WASHINGTON (Reuters) - Federal prosecutors are opening a murder investigation after a U.S. Capitol Police officer died Thursday in the aftermath of pro-Trump supporters’ invasion of Congress, CNN reported on Friday, citing a law enforcement official.
Representatives for the U.S. Attorney’s Office in Washington could not immediately be reached to confirm the report. The Washington police department’s homicide division is investigating alongside federal law enforcement agencies, U.S. Capitol Police said in a statement late Thursday.

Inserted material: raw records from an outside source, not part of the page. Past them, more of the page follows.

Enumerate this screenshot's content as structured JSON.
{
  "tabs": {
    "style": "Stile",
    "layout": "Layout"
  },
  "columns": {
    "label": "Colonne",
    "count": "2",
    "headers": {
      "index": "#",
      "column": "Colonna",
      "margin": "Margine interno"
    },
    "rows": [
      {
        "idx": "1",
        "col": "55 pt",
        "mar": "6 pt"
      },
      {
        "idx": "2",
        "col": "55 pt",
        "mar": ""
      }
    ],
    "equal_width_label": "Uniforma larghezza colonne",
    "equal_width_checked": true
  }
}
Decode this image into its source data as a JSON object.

The officer, Brian Sicknick, was the fifth person to die after Trump supporters rioted at the U.S. Capitol on Wednesday. The Republican president had summoned them to Washington for a rally and urged them to fight as lawmakers were meeting to certify his election loss to Democrat Joe Biden. The deaths also included some rioters.

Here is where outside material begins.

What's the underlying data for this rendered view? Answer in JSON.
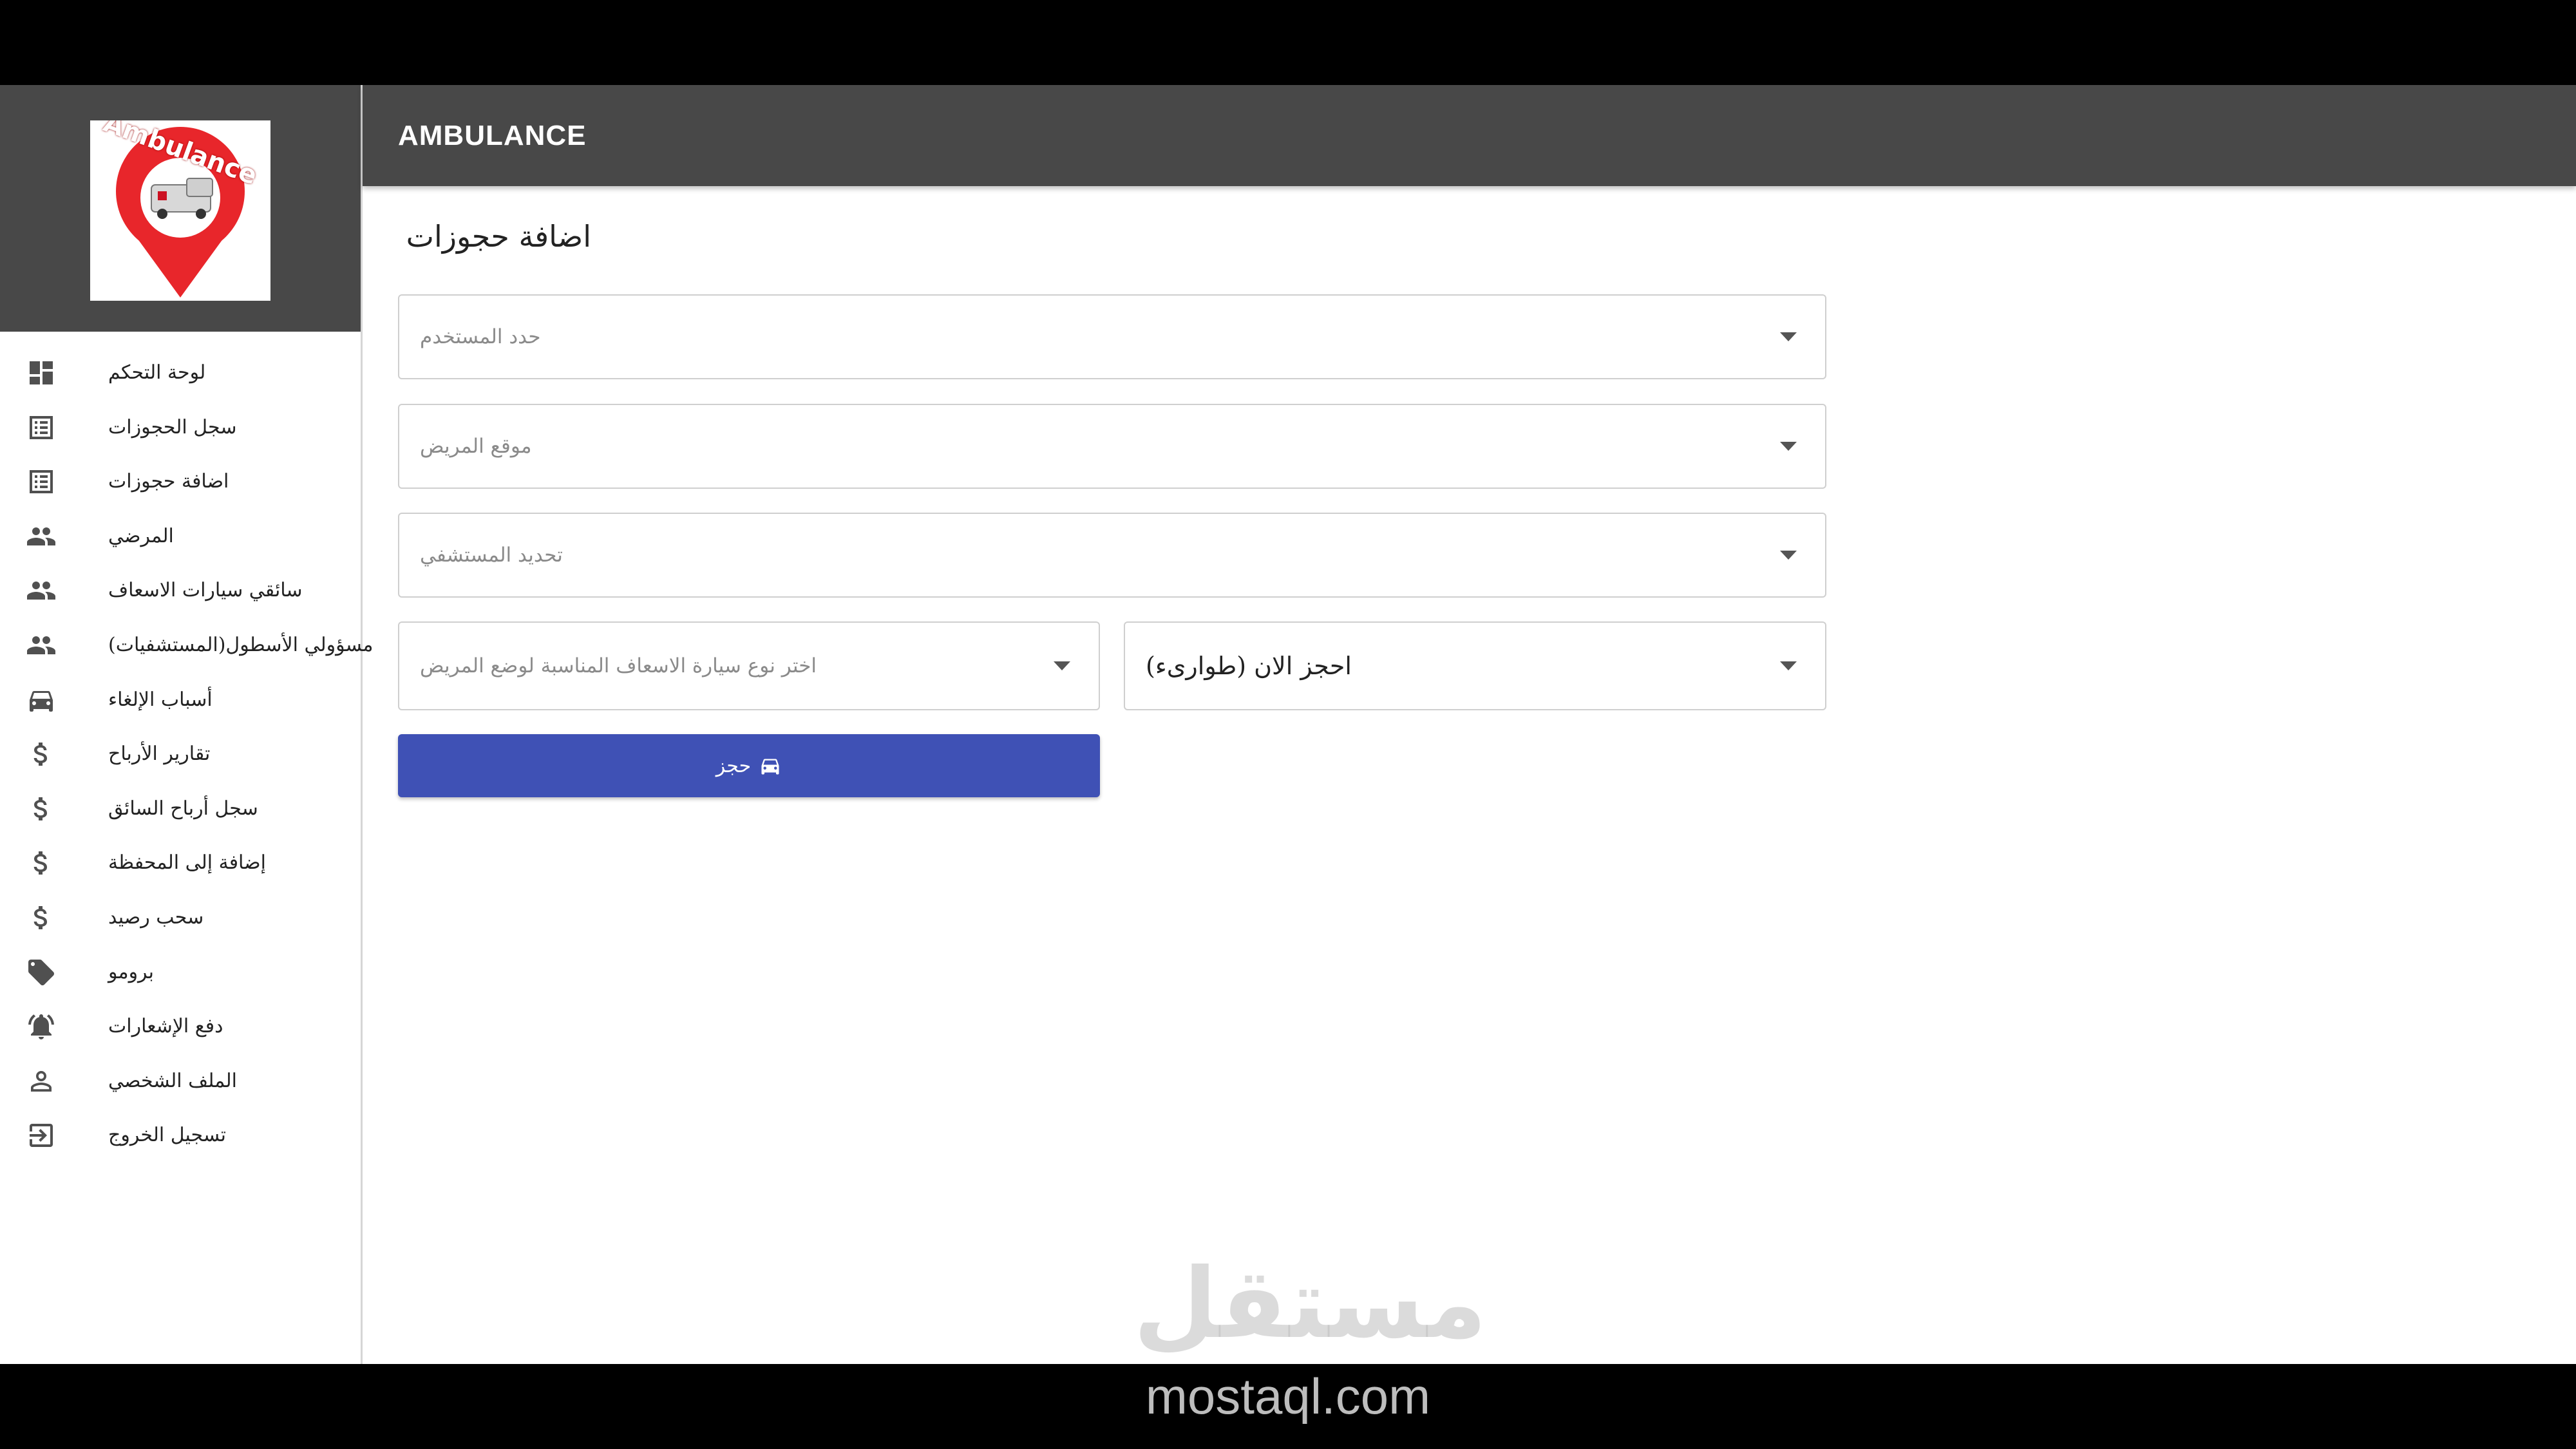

“The perpetrators of Officer Sicknick’s death must be brought to justice,” U.S. House of Representatives Speaker Nancy Pelosi said in statement offering condolences to his family. She ordered flags at the Capitol to be lowered to half-staff in his honor. White House spokesman Judd Deer and House Republican Leader Kevin McCarthy also expressed condolences.
U.S. Capitol Police said “Sicknick was responding to the riots ... and was injured while physically engaging with protesters” Sicknick died on Thursday after being taken to a hospital following his collapse after he returned to his divisional office, the police said.
Sicknick, 40, suffered a stroke and was on life support before he died, a CBS News affiliate reported. He was a 12-year veteran of the force.
Trump, who initially praised his supporters, later condemned Wednesday’s violence, saying rioters must be held accountable. A woman demonstrator was fatally shot by authorities, and three people died from medical emergencies.
U.S. Capitol Police Chief Steven Sund on Thursday said he would step down on Jan. 16 - four days before Biden’s inauguration.
Pelosi sought Sund’s resignation after the federal force charged with protecting Congress failed to keep Trump’s supporters outside the Capitol, sending lawmakers for cover as rioters smashed windows and looted the building.
(This story was corrects that Sicknick was a 12-year member of the Capitol Police, not 15 in 6th paragraph.)
Reporting by Kanishka Singh in Bengaluru and Susan Heavey and Steve Holland in Washington; Editing by Clarence Fernandez, Angus MacSwan and Jonathan Oatis
Our Standards: The Thomson Reuters Trust Principles.